» **YOUR ASSIGNMENT**: Search the records for the string "online" and copy every line in which it appears.

» **TASK INPUTS**:

***

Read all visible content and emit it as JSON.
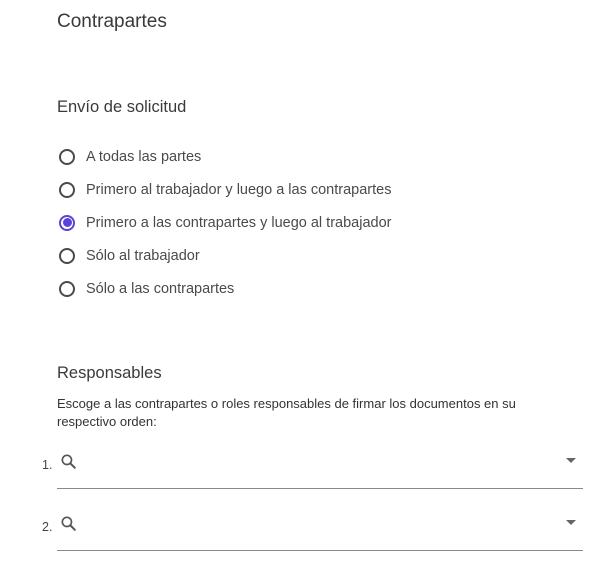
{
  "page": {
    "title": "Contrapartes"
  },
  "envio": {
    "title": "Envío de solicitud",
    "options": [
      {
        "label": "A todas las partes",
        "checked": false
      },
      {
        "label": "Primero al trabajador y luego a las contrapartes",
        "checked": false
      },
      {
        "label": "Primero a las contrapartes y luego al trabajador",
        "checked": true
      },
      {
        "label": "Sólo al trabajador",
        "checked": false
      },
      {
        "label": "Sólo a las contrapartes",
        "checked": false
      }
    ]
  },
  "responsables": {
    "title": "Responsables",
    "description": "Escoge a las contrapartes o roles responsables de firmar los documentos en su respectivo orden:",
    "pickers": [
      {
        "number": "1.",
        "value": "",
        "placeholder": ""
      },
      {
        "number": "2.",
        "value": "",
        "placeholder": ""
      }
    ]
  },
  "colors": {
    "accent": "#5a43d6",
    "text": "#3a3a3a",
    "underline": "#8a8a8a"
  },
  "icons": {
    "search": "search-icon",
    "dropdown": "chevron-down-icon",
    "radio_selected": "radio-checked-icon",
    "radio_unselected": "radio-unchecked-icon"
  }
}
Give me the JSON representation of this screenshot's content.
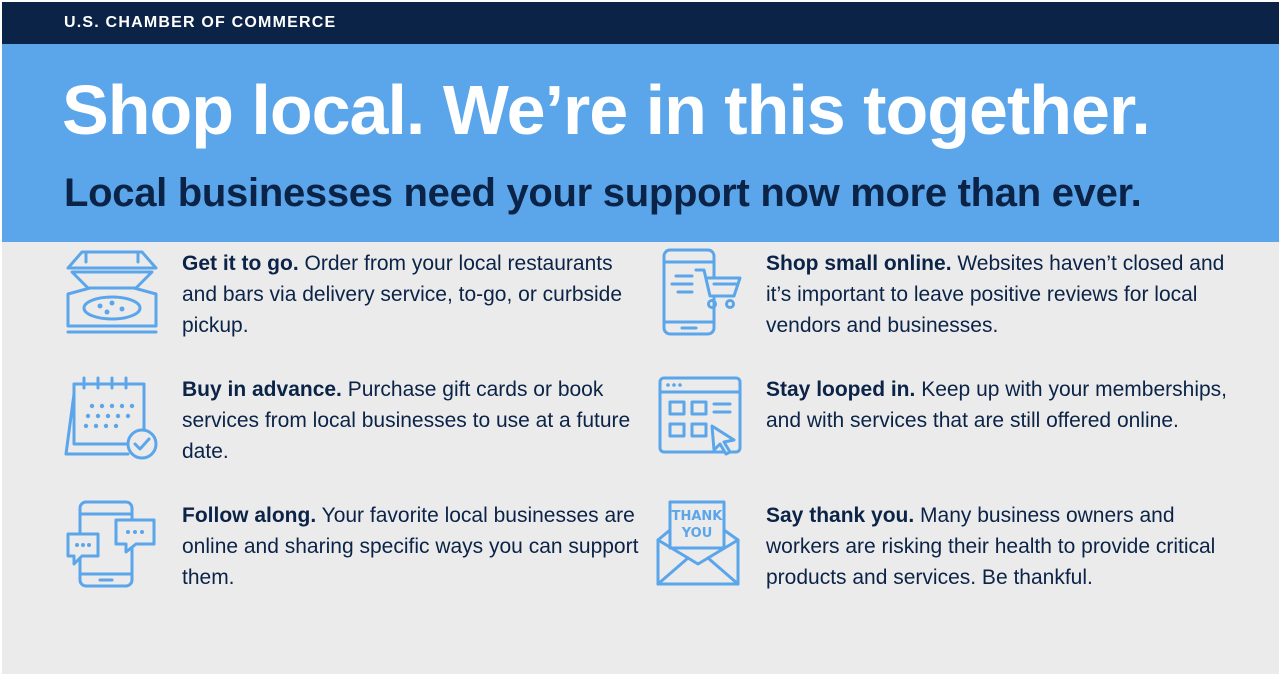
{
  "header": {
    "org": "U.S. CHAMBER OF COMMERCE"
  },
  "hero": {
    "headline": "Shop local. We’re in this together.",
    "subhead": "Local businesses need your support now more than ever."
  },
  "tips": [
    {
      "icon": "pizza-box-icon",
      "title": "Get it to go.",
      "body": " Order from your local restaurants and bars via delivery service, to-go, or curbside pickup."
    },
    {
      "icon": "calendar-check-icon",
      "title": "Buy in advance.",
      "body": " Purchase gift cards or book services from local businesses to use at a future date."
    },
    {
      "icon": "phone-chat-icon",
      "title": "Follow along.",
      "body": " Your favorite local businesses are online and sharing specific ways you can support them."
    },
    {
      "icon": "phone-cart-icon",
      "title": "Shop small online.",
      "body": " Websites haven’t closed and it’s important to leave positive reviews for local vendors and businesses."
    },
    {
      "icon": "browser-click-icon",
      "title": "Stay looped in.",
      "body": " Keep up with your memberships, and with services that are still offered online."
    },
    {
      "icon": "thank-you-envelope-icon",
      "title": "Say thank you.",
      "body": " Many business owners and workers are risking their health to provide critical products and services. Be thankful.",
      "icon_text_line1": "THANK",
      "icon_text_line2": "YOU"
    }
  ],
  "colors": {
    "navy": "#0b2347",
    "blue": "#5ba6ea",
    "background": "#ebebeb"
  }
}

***

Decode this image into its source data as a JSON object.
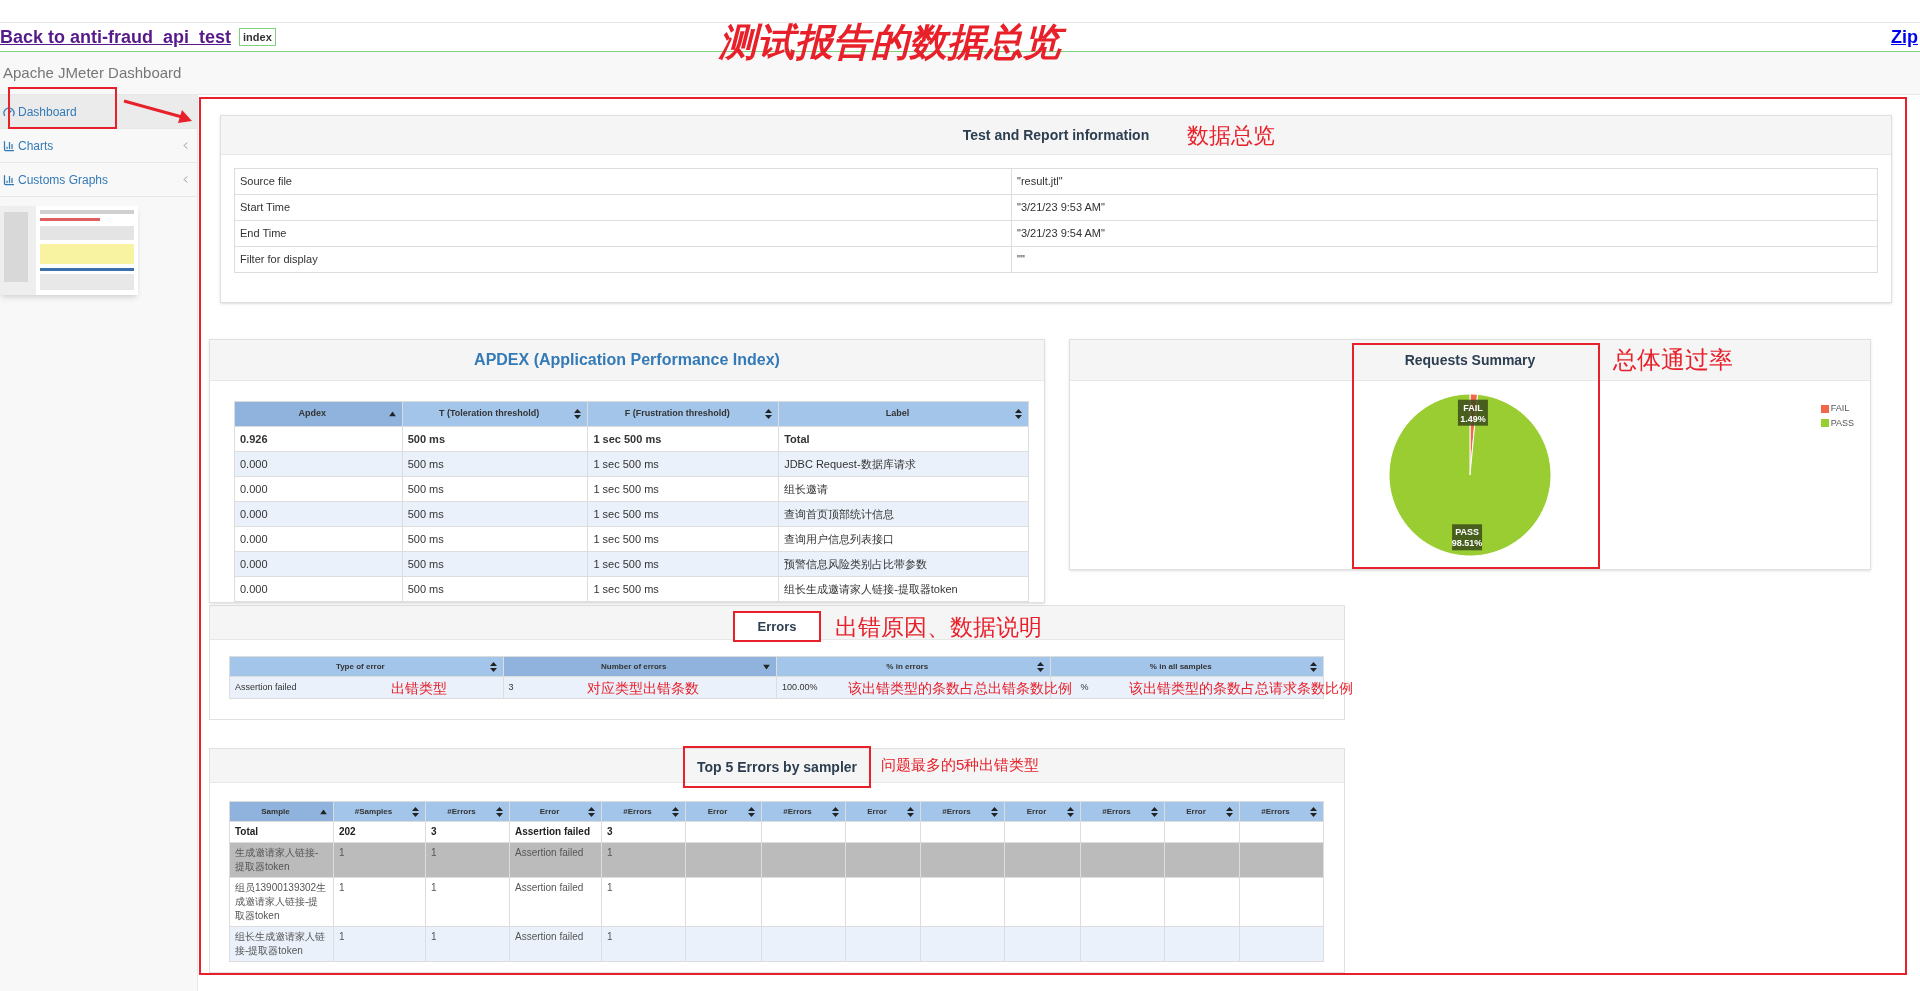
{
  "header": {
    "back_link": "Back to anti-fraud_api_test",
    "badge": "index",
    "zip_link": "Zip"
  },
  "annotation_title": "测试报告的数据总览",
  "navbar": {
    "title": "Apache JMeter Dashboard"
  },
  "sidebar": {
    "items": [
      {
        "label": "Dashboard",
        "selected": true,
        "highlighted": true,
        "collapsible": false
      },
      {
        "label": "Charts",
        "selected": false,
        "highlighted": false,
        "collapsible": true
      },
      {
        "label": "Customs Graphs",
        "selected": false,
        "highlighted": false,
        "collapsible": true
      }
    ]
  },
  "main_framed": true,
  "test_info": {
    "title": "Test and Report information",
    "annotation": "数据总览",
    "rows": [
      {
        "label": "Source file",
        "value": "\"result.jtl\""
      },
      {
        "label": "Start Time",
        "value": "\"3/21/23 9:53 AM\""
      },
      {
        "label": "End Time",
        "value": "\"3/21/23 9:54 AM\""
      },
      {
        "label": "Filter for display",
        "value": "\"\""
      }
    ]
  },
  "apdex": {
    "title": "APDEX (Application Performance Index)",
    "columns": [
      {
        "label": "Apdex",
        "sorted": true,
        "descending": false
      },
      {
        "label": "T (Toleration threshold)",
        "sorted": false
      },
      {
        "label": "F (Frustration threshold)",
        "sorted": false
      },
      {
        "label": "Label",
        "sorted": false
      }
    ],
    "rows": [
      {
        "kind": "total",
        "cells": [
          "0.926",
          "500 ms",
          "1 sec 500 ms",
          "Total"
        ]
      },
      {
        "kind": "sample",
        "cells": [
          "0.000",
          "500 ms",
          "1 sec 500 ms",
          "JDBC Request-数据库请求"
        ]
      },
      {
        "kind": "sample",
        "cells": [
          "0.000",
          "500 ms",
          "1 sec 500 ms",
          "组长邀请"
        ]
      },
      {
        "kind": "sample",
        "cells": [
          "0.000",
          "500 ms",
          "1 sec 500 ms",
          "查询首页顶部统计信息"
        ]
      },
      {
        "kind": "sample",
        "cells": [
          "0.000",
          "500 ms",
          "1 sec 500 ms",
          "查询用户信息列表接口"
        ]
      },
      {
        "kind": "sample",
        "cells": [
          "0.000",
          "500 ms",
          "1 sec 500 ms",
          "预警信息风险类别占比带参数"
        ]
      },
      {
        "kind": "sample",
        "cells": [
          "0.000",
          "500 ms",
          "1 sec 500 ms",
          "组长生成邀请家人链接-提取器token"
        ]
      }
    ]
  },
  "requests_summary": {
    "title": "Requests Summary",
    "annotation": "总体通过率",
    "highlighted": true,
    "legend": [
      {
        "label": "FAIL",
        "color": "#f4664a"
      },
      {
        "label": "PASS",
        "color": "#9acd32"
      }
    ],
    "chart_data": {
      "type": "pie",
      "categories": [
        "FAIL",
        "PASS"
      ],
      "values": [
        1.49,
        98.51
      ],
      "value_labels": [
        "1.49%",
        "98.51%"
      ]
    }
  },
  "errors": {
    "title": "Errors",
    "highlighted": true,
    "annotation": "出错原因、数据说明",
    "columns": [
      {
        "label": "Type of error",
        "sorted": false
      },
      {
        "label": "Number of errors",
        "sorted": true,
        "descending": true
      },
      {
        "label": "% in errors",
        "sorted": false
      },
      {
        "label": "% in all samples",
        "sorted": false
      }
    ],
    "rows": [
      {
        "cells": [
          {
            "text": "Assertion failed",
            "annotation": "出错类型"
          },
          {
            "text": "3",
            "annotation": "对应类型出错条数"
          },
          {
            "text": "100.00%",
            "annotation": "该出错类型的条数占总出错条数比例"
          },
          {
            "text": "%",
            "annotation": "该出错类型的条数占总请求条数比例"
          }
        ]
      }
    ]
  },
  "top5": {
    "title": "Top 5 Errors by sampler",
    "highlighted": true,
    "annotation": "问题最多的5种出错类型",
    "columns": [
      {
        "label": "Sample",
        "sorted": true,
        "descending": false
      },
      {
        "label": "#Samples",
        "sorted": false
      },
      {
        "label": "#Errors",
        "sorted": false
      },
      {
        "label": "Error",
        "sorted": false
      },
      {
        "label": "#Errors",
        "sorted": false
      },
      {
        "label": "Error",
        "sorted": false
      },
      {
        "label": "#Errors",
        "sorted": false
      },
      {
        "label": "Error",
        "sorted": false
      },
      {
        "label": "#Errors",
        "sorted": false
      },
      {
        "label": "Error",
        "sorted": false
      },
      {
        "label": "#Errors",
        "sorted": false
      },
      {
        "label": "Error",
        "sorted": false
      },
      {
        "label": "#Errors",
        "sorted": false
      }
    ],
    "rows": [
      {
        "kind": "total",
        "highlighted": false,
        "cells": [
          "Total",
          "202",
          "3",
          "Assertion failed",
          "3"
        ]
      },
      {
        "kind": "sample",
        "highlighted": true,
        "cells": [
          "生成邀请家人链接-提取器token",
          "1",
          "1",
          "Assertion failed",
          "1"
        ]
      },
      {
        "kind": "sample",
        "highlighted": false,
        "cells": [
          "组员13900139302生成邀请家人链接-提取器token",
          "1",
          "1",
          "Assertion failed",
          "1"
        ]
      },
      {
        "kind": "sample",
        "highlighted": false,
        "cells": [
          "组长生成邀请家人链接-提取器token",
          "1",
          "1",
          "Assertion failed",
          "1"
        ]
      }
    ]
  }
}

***

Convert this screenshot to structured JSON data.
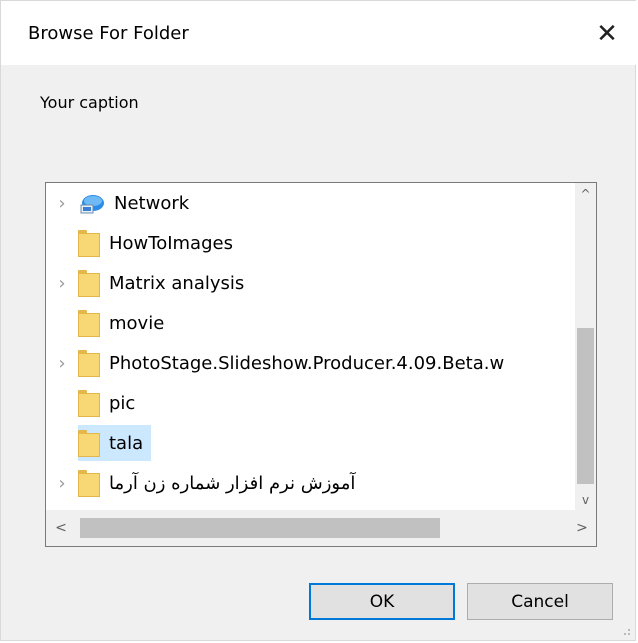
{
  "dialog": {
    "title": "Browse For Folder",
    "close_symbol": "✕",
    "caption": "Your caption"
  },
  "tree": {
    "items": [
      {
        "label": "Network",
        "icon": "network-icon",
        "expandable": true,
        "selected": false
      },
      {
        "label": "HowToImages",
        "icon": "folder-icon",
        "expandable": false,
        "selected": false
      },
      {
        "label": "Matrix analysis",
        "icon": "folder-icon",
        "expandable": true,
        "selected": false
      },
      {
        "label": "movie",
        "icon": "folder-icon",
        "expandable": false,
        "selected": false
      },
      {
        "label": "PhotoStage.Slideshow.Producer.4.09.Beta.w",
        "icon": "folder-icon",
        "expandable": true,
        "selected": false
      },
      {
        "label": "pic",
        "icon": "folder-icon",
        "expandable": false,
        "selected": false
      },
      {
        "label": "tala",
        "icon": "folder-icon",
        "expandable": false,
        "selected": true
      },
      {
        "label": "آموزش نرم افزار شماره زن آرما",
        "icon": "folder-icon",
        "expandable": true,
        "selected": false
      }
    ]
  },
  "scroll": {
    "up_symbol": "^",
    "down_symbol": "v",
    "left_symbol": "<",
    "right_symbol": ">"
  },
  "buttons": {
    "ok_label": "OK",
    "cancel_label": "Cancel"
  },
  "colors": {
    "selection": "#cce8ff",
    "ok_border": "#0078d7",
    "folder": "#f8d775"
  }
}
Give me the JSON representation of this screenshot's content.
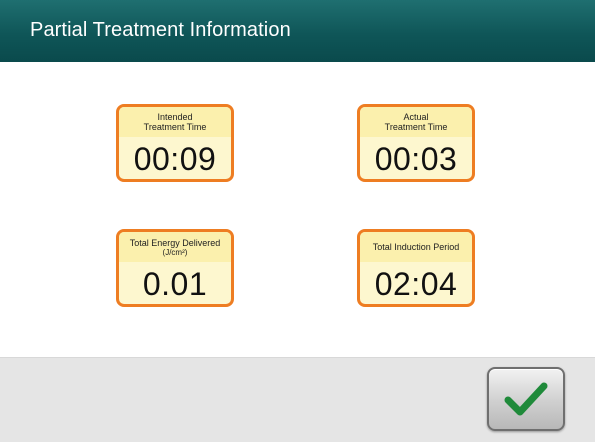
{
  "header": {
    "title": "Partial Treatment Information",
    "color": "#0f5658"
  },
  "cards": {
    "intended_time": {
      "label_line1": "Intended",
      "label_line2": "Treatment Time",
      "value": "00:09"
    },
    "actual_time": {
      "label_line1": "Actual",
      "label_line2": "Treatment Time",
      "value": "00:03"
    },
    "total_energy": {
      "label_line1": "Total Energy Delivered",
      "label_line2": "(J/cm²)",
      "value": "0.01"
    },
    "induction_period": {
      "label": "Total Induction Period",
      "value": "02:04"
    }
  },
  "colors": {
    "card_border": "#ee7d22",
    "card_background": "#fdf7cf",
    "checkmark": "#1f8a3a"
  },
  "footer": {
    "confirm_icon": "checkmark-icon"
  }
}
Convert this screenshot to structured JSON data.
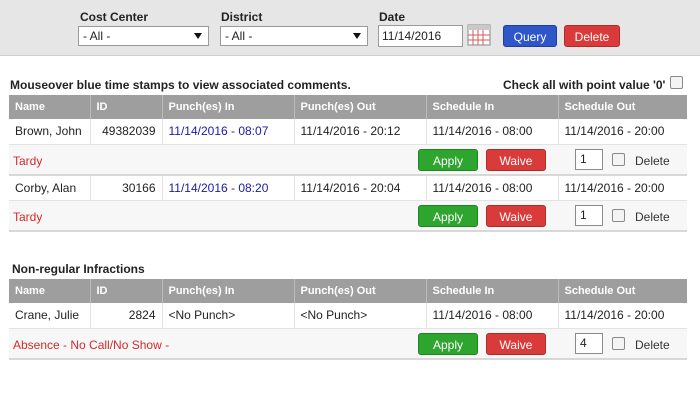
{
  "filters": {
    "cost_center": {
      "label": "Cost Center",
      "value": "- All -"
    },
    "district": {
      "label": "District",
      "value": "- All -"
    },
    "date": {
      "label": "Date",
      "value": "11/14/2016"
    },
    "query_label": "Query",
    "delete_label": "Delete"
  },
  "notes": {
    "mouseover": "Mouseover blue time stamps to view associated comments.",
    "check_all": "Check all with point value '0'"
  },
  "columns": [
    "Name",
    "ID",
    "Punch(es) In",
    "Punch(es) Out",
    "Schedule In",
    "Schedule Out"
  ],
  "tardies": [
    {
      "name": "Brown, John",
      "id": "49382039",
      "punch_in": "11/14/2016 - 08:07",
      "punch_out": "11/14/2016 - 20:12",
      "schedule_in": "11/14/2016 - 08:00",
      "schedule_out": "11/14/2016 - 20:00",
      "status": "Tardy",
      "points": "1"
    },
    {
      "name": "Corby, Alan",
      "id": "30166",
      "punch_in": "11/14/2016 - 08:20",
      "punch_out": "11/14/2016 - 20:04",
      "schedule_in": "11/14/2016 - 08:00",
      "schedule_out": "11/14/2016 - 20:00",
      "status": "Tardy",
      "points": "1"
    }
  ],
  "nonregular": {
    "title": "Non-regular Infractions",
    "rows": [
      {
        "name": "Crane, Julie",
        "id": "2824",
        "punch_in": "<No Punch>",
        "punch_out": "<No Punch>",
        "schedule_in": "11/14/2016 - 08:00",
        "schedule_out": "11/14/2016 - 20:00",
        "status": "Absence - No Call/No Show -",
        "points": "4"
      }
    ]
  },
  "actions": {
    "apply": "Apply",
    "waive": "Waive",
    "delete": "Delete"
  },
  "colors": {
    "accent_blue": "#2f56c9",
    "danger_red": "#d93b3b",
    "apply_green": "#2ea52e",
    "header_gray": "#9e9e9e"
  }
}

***

» **RESULT OF THE TASK**:
      "body": " Your favorite local businesses are online and sharing specific ways you can support them."
      "title": "Shop small online.",
      "body": " Keep up with your memberships, and with services that are still offered online."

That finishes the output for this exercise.